In 1830 the Northern Union of Pitmen, led by Tommy Hepburn, was established. In April 1831 the union refused to sign their annual bonds (contracts) which tied them to a pit for a year and a day. They wanted better working conditions, including a reduction in the working hours for children from 16 to 12 hours a day.
The dispute was bitter but some concessions were gained. In April 1832, the Union again went on strike in April and refused to sign their bonds. On June 11th 1832, William Jobling and Ralph Armstrong, two striking Jarrow Pitmen, attacked South Shields magistrate Nicholas Fairles who died ten days later.
Fairles, prior to his death, acknowledged Armstrong had carried-out the attack and Jobling was an accessory. Jobling was arrested, tried and hung at Durham; covered in pitch and placed in a metal cage, escorted to Jarrow Slake where he was hung on a gibbet seventeen feet high.

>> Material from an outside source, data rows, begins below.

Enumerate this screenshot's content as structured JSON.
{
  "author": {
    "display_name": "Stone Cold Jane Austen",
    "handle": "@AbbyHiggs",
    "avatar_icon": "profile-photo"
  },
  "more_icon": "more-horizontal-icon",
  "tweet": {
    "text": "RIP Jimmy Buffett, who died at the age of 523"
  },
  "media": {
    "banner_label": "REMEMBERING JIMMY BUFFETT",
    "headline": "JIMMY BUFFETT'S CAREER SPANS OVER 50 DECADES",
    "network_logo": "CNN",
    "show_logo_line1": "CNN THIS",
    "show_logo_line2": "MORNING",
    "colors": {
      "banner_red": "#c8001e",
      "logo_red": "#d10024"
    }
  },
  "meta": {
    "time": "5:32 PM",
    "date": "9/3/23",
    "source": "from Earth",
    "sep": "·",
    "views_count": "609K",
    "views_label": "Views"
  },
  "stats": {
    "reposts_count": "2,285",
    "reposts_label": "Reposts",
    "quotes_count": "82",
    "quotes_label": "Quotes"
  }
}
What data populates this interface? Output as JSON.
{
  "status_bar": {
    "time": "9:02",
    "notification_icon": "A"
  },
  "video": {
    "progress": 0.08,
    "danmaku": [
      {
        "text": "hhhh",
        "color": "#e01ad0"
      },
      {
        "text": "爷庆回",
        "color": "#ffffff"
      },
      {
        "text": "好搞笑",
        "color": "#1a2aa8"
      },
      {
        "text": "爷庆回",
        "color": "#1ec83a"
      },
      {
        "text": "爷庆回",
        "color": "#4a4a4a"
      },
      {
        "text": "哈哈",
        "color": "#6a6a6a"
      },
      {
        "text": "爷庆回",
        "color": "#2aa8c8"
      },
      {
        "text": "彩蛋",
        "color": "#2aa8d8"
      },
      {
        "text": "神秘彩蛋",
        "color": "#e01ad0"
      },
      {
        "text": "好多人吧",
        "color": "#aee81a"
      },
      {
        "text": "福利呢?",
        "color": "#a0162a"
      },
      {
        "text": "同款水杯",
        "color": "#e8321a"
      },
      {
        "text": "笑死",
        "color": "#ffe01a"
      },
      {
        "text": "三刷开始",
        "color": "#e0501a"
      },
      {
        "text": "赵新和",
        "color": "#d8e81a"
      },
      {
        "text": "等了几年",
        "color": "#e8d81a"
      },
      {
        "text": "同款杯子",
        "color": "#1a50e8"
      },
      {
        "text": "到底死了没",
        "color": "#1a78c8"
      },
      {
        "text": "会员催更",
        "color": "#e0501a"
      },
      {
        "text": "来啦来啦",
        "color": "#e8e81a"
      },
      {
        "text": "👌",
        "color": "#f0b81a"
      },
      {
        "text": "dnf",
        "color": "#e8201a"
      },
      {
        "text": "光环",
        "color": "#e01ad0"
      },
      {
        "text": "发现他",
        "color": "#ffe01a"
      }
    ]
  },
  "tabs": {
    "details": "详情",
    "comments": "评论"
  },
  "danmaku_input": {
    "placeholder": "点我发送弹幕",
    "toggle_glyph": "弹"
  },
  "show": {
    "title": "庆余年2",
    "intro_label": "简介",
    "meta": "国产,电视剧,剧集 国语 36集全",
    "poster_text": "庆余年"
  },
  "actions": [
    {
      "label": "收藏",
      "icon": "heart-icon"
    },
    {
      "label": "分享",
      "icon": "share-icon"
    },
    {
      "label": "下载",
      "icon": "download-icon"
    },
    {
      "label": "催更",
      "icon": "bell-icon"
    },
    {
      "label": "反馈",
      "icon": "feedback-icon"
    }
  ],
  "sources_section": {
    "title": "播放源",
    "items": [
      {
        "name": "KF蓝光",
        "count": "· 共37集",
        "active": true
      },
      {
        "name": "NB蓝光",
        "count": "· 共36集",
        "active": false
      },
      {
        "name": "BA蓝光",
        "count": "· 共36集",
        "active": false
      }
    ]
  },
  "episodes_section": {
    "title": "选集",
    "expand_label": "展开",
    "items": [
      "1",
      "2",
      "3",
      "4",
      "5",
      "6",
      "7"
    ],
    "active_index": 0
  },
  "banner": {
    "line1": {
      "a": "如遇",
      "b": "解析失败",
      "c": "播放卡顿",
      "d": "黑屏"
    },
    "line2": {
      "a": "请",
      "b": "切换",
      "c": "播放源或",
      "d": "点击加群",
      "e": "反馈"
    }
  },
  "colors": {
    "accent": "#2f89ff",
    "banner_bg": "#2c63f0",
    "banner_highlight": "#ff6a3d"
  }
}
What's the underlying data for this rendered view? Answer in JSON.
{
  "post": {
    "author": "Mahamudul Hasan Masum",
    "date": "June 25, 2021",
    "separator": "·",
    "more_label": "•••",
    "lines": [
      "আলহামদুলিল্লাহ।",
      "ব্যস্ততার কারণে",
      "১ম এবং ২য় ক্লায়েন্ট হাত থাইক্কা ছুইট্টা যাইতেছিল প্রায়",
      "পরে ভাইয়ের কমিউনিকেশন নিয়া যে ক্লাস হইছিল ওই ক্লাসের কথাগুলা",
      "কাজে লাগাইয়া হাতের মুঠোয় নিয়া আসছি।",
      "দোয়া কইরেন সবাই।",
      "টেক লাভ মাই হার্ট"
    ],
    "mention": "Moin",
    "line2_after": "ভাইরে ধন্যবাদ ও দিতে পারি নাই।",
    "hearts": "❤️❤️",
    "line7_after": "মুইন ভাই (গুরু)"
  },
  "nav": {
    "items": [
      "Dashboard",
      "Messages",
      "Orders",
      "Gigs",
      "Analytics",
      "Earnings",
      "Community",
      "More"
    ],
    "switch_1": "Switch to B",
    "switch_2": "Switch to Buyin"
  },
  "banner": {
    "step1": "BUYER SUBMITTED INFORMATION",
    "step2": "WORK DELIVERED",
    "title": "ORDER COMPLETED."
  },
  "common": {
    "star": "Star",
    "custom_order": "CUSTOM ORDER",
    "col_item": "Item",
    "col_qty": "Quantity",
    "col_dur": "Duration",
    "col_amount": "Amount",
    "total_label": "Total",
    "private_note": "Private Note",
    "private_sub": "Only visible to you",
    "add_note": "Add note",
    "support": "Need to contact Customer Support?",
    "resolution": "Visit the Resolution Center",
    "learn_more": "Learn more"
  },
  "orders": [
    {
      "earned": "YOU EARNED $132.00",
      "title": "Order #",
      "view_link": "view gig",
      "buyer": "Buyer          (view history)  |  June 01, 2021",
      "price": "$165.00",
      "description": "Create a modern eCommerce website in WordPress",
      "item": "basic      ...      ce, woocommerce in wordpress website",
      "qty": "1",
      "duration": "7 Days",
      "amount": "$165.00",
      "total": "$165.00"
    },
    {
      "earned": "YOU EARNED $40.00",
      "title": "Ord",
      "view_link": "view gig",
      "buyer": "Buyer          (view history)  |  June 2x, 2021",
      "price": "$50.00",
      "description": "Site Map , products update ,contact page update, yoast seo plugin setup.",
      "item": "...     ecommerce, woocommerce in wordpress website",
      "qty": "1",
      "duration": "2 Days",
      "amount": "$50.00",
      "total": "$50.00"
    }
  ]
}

Judge Parke, at Jobling’s trial, spoke of the unions as, “the illegal proceedings which have disgraced the county. May they take warning by your fate?” Jobling remained at Jarrow Slake for three weeks until the guards were removed and his friend’s risked transportation and stole his body. Armstrong was never caught. Jobling’s body has never been discovered.
By August 1832, the Union was defeated. Tommy Hepburn was prevented from working in the Pits and forced to sell tea door-to-door. He was eventually allowed to return to work provided he had nothing to do with the union.
In November 1830, Lord Grey formed a coalition, among the government’s aims was to subdue popular unrest. It was said to be an ‘age of unease’ which eventually led to the 1832 Reform Act. The ‘Jobling story’ should be placed in the context of the state of the nation in the early 1830‘s: “England and Ireland was in a very disturbed and excited condition.” (Earl Cowper in his Preface to Lord Melbourne’s Papers, 1889.)
The annual bonds which the Union had fought to have abolished remained in place until 1872. Ralph Armstrong was never apprehended. Isabella Jobling died in Harton Workhouse (now South Shields General Hospital) in 1892, aged, 91 recalling nothing of her husband. Tommy Hepburn (1795-1864) became involved with the Chartist movement in the 1840’s and is buried in St Mary’s Churchyard, Heworth, Gateshead. His grave is tended by the miners’ union to this day and an annual event is held at Saint Mary’s in October commemorating Hepburn’s life.